What lines below contain the word "JSON"? Please pull each one out.
——
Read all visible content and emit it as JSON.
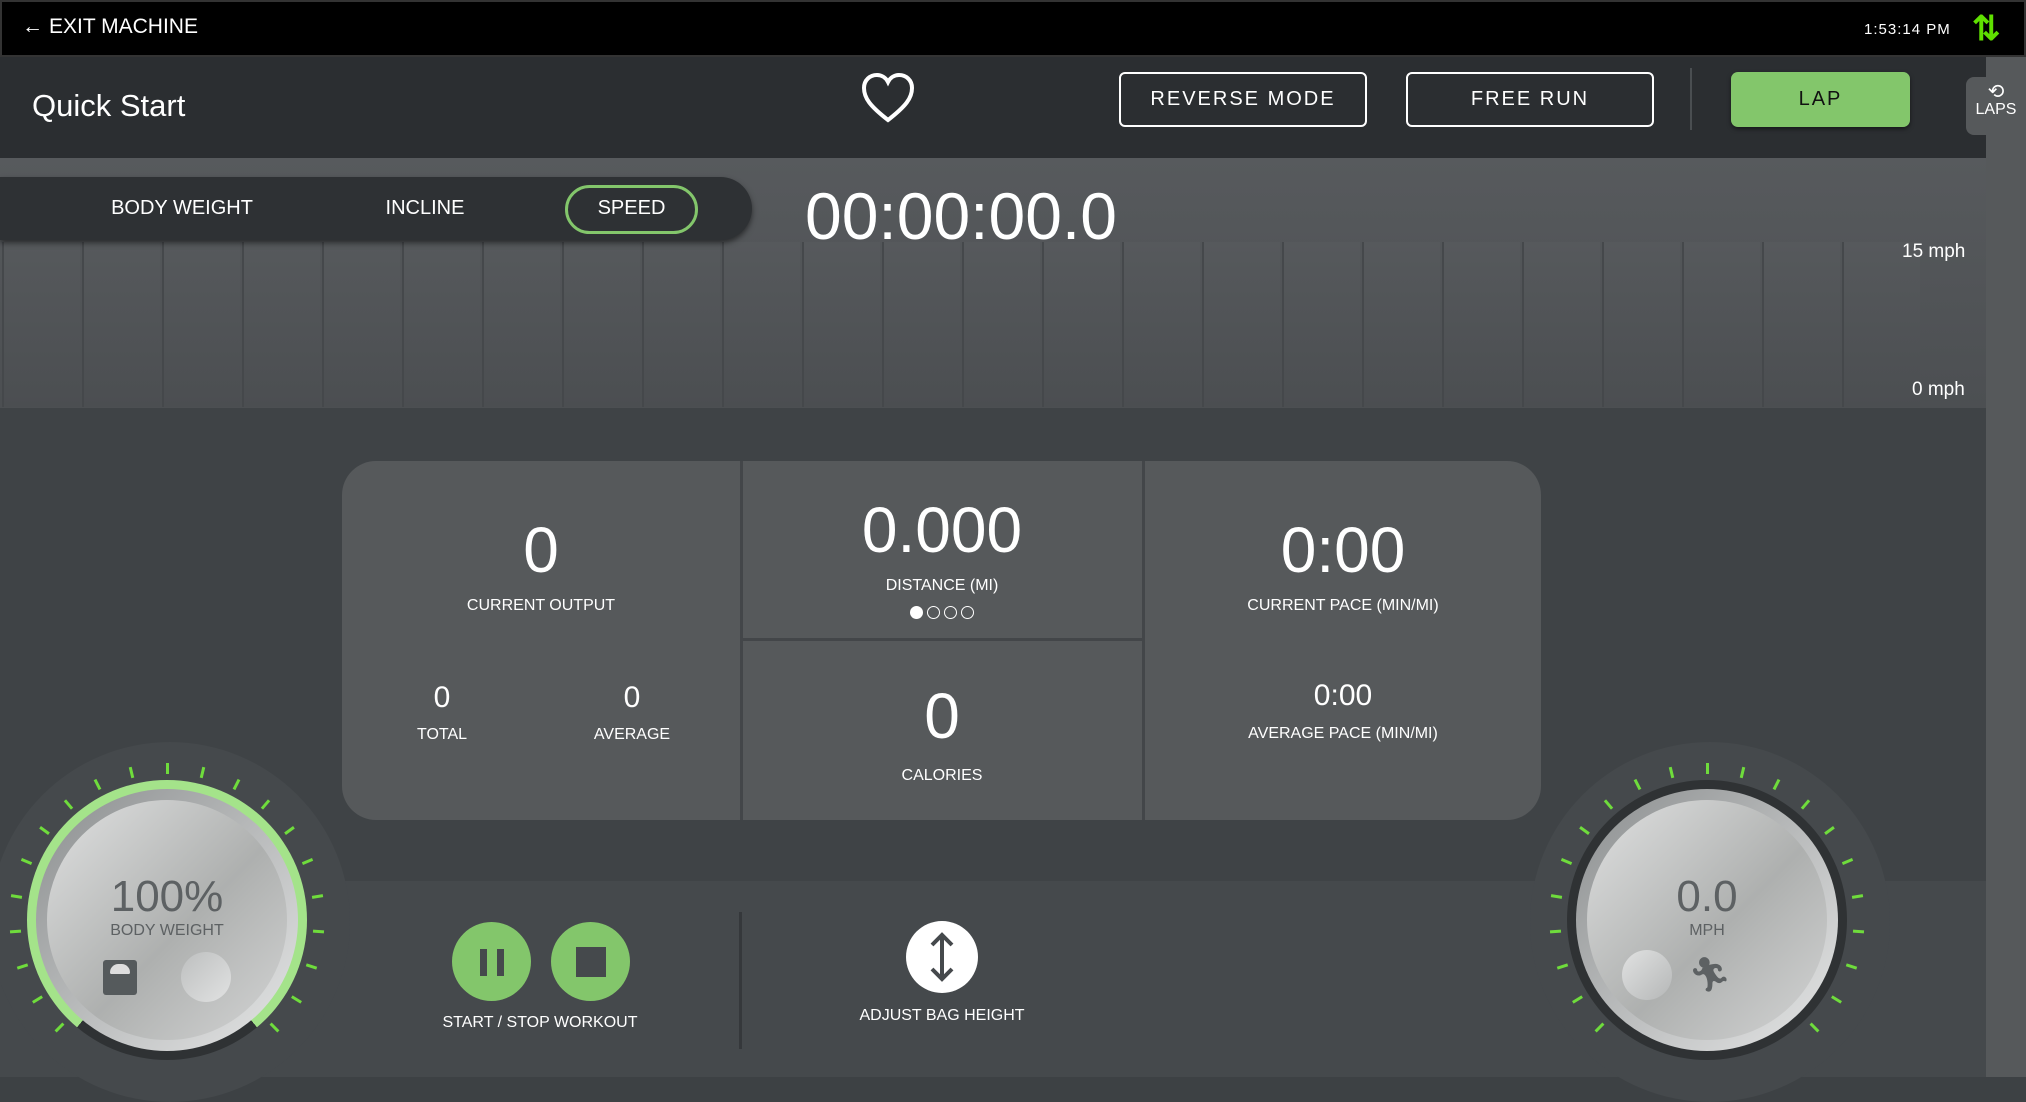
{
  "topbar": {
    "exit_label": "EXIT MACHINE",
    "time": "1:53:14 PM",
    "sync_icon": "up-down-arrows",
    "sync_color": "#5fe000"
  },
  "header": {
    "title": "Quick Start",
    "heart_icon": "heart",
    "reverse_label": "REVERSE MODE",
    "free_run_label": "FREE RUN",
    "lap_label": "LAP",
    "laps_tab_label": "LAPS",
    "accent": "#83c66b"
  },
  "toggle": {
    "items": [
      "BODY WEIGHT",
      "INCLINE",
      "SPEED"
    ],
    "selected": "SPEED"
  },
  "timer": "00:00:00.0",
  "graph": {
    "max_label": "15 mph",
    "min_label": "0 mph"
  },
  "stats": {
    "current_output": {
      "value": "0",
      "label": "CURRENT OUTPUT"
    },
    "total": {
      "value": "0",
      "label": "TOTAL"
    },
    "average": {
      "value": "0",
      "label": "AVERAGE"
    },
    "distance": {
      "value": "0.000",
      "label": "DISTANCE (MI)",
      "page": 1,
      "pages": 4
    },
    "calories": {
      "value": "0",
      "label": "CALORIES"
    },
    "current_pace": {
      "value": "0:00",
      "label": "CURRENT PACE (MIN/MI)"
    },
    "average_pace": {
      "value": "0:00",
      "label": "AVERAGE PACE (MIN/MI)"
    }
  },
  "body_weight_dial": {
    "value": "100%",
    "label": "BODY WEIGHT",
    "icon": "scale",
    "level_percent": 100
  },
  "speed_dial": {
    "value": "0.0",
    "label": "MPH",
    "icon": "runner",
    "level_percent": 0
  },
  "controls": {
    "start_stop_label": "START / STOP WORKOUT",
    "adjust_bag_label": "ADJUST BAG HEIGHT"
  }
}
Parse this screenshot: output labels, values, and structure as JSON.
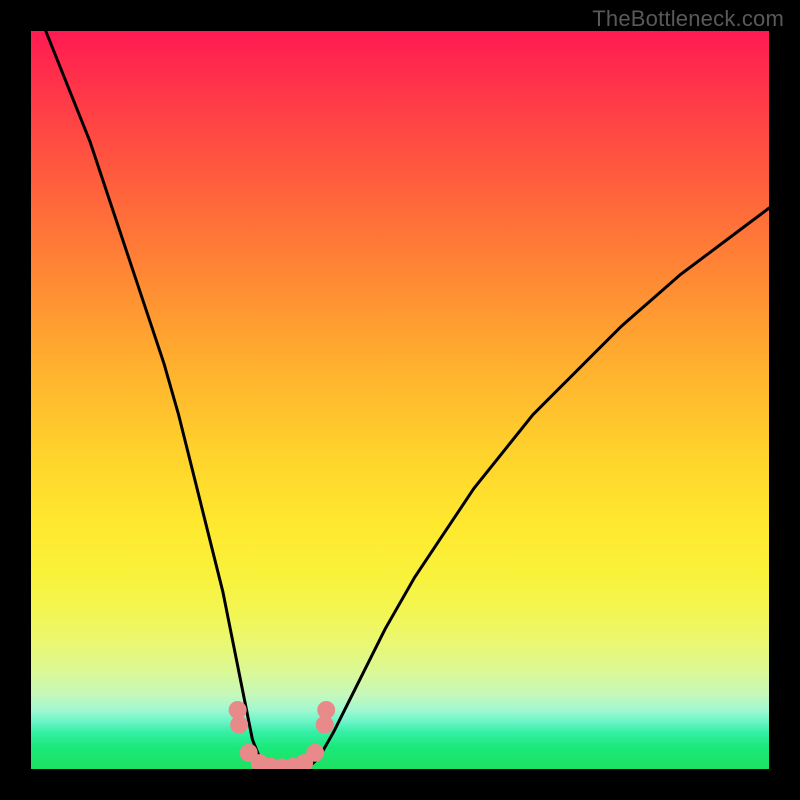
{
  "watermark": {
    "text": "TheBottleneck.com"
  },
  "chart_data": {
    "type": "line",
    "title": "",
    "xlabel": "",
    "ylabel": "",
    "xlim": [
      0,
      100
    ],
    "ylim": [
      0,
      100
    ],
    "grid": false,
    "legend": false,
    "series": [
      {
        "name": "bottleneck-curve",
        "color": "#000000",
        "x": [
          2,
          4,
          6,
          8,
          10,
          12,
          14,
          16,
          18,
          20,
          22,
          24,
          26,
          28,
          30,
          31,
          32,
          33,
          34,
          35,
          36,
          37,
          38,
          39,
          41,
          44,
          48,
          52,
          56,
          60,
          64,
          68,
          72,
          76,
          80,
          84,
          88,
          92,
          96,
          100
        ],
        "y": [
          100,
          95,
          90,
          85,
          79,
          73,
          67,
          61,
          55,
          48,
          40,
          32,
          24,
          14,
          4,
          1.5,
          0.6,
          0.2,
          0,
          0,
          0,
          0.2,
          0.6,
          1.5,
          5,
          11,
          19,
          26,
          32,
          38,
          43,
          48,
          52,
          56,
          60,
          63.5,
          67,
          70,
          73,
          76
        ]
      }
    ],
    "markers": {
      "name": "highlight-dots",
      "color": "#e88a8a",
      "x": [
        28.0,
        28.2,
        29.5,
        31.0,
        32.5,
        34.0,
        35.5,
        37.0,
        38.5,
        39.8,
        40.0
      ],
      "y": [
        8.0,
        6.0,
        2.2,
        0.8,
        0.3,
        0.2,
        0.3,
        0.8,
        2.2,
        6.0,
        8.0
      ]
    },
    "background_gradient": {
      "stops": [
        {
          "pos": 0,
          "color": "#ff1a52"
        },
        {
          "pos": 50,
          "color": "#ffb22e"
        },
        {
          "pos": 75,
          "color": "#f9f23c"
        },
        {
          "pos": 95,
          "color": "#36efa6"
        },
        {
          "pos": 100,
          "color": "#1de160"
        }
      ]
    }
  }
}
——
**Output below**:
Read all visible content and emit it as JSON.
Parse this screenshot: output labels, values, and structure as JSON.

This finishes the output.